The poet T.S. Eliot reminded us a hundred years ago about the importance of a willing suspension of disbelief.  He was talking about readers immersing themselves in literature, though he might as well have been talking about product placement.  With Eliot in mind, we will accept in Iron Man 3 the branded gardening tools, Bloom’s Special Fertilizer, and the Green Light Fire Ant Control.  We will stay with the poetic logic and assume these products will contribute to the pyrotechnics and the overall quality of the film.  We will accept the presence of the IRB 120, an ABB Industrial Robot.  After all, there’s a lot of heavy stuff to move around in this film, and one more robot will hardly be noticed.  

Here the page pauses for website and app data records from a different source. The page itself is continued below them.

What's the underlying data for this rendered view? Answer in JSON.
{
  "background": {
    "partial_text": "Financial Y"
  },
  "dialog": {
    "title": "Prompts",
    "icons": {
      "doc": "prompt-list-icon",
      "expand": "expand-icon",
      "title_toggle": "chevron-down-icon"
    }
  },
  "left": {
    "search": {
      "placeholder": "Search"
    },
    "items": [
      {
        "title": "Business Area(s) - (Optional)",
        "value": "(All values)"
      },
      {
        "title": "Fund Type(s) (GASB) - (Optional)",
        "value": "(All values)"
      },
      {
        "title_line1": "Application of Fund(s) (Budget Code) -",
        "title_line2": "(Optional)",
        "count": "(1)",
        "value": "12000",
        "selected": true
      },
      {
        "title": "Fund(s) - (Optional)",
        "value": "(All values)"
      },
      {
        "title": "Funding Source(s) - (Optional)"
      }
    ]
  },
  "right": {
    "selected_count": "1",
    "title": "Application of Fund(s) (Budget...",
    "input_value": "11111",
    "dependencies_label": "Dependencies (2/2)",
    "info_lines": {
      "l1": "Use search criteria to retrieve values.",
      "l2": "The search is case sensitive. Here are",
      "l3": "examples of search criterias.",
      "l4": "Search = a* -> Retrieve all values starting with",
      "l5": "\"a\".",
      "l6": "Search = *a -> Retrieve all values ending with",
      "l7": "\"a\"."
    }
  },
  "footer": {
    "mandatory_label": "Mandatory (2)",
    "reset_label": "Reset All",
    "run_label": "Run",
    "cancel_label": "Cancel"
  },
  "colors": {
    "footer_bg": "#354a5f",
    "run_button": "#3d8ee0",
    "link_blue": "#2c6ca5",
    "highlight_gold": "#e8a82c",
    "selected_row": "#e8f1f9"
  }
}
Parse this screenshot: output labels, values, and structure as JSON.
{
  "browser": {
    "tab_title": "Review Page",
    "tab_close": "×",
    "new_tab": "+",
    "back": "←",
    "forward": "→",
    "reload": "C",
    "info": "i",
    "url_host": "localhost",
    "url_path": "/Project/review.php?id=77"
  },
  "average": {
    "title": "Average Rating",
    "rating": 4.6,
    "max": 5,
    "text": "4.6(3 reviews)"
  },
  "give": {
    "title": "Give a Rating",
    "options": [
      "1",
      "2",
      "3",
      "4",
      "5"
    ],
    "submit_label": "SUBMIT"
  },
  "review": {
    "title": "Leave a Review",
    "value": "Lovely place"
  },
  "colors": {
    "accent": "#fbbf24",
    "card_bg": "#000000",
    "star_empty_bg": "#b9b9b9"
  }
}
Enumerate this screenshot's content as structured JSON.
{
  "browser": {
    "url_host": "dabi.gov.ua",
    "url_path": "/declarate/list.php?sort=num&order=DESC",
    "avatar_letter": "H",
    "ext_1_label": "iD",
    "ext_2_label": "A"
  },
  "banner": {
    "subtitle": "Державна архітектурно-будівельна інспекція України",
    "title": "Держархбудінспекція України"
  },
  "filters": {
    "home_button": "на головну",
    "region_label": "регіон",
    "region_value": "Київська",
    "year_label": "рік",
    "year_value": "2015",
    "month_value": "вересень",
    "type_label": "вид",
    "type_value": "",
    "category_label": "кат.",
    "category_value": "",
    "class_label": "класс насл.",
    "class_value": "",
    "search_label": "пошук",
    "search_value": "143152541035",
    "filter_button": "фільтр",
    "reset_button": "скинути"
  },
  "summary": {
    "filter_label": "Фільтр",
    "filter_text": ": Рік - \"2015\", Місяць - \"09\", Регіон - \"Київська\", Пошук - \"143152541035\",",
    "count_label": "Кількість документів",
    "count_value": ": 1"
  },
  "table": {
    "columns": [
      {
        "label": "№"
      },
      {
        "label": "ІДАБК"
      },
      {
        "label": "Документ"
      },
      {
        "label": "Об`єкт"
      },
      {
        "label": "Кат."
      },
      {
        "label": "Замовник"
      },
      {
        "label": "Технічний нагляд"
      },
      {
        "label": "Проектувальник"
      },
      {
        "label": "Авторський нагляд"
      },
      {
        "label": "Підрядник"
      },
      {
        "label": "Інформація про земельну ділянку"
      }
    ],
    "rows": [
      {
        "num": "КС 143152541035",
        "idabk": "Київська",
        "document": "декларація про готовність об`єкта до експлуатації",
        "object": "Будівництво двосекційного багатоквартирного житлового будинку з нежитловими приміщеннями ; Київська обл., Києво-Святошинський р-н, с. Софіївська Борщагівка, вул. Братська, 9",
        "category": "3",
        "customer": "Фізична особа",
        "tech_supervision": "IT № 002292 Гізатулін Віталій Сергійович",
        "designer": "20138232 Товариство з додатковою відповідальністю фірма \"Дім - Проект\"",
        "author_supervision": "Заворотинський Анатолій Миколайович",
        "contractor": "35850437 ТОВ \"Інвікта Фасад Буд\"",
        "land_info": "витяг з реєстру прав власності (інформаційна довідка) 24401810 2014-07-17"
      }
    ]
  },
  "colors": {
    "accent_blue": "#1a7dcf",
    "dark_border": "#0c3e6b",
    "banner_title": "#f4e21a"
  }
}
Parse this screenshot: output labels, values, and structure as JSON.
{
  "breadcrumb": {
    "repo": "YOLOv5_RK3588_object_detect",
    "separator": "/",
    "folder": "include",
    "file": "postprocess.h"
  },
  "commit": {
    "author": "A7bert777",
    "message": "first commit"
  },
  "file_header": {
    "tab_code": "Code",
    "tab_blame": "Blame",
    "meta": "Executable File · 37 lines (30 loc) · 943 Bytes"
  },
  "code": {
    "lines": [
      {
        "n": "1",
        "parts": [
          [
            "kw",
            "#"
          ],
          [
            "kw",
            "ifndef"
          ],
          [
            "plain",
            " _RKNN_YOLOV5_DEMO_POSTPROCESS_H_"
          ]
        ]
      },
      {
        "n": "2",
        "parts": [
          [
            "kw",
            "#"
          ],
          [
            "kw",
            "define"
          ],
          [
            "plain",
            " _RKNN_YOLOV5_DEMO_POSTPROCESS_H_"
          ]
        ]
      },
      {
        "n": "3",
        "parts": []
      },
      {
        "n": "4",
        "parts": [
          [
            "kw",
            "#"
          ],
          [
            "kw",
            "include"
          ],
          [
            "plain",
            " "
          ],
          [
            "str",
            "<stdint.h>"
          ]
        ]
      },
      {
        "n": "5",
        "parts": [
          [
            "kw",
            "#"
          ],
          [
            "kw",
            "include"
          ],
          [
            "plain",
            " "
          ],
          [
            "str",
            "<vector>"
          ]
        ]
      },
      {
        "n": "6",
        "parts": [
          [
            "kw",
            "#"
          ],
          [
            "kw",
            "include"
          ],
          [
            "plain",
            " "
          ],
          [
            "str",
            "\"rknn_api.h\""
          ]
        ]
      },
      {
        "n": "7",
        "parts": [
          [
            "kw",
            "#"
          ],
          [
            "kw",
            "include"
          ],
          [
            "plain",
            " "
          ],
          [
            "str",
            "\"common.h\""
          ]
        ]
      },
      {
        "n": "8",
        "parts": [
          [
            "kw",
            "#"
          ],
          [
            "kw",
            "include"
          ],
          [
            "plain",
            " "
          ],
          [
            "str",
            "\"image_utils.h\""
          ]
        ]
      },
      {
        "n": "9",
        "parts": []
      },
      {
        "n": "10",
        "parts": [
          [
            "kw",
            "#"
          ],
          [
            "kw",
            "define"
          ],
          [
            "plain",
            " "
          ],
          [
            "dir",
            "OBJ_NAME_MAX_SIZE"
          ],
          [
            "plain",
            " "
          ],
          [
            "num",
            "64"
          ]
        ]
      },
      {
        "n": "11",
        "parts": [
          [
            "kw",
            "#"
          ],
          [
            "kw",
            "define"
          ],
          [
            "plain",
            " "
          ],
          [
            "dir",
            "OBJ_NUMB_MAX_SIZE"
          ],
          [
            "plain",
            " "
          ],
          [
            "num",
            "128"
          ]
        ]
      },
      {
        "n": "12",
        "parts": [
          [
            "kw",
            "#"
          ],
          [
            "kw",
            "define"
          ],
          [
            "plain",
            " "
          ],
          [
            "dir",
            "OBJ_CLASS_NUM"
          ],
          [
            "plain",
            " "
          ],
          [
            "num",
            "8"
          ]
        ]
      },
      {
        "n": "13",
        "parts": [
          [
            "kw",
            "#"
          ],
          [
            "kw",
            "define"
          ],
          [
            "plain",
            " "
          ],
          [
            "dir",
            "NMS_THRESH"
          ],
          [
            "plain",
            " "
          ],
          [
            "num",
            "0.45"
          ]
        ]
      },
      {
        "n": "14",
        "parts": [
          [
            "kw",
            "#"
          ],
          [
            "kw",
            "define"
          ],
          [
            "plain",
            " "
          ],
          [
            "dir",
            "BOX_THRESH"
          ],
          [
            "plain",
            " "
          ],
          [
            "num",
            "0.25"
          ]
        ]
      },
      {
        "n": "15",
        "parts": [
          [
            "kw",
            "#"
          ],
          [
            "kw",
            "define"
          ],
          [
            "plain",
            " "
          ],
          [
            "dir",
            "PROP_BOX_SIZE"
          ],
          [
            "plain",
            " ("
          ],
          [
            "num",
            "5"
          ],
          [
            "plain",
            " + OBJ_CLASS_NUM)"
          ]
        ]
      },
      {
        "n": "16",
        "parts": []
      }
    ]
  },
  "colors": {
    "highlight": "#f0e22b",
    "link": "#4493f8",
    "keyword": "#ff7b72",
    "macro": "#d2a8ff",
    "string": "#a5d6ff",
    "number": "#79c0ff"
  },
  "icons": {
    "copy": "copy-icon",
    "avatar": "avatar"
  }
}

But we will have to stand tall with those online voices, some mocking in the extreme, who find the placement of the Oracle Exadata Server, including a close-up of the actual server model number, to be decidedly over-the-top.  After all, this product is used for data warehousing and online transaction processing.  It’s not likely to be found in a panel truck in Anywhere, Tennessee.  As products go, this baby is no lightweight placement.

At this point, I can express gratitude that we were not watching this film in China, where they added four minutes to the ending so the producer could drop in a plug for Duo Li Duo, a Chinese milk product from a dairy in Inner Mongolia that apparently gave the Iron Man his power.  Even the People’s Daily, the official Communist Party paper, called the Chinese version pointless.  Perhaps this is also because no one, not even the Communist Party, could believe that our Iron Man hero would go to China for a life-saving medical procedure.  

Now that is over the top!

But I am worried when the one voice of sanity in this product placement circus is the mouthpiece of the Chinese Communist Party.

Perhaps we should feel blessed that a purported movie sex tape of Gwyneth Paltrow/Pepper that was to be broadcast in a fictional Home Depot, in proper product placement mode, courtesy of the villain, with presumably all the appropriate handy tool references, was left on the cutting room floor.   This fan-fiction is courtesy of Complex Media.

Thank goodness the director had the foresight to forego the sex and keep us numbingly amused with wall-to-wall product placements.  At the very least, the movie theater is still safe for our children.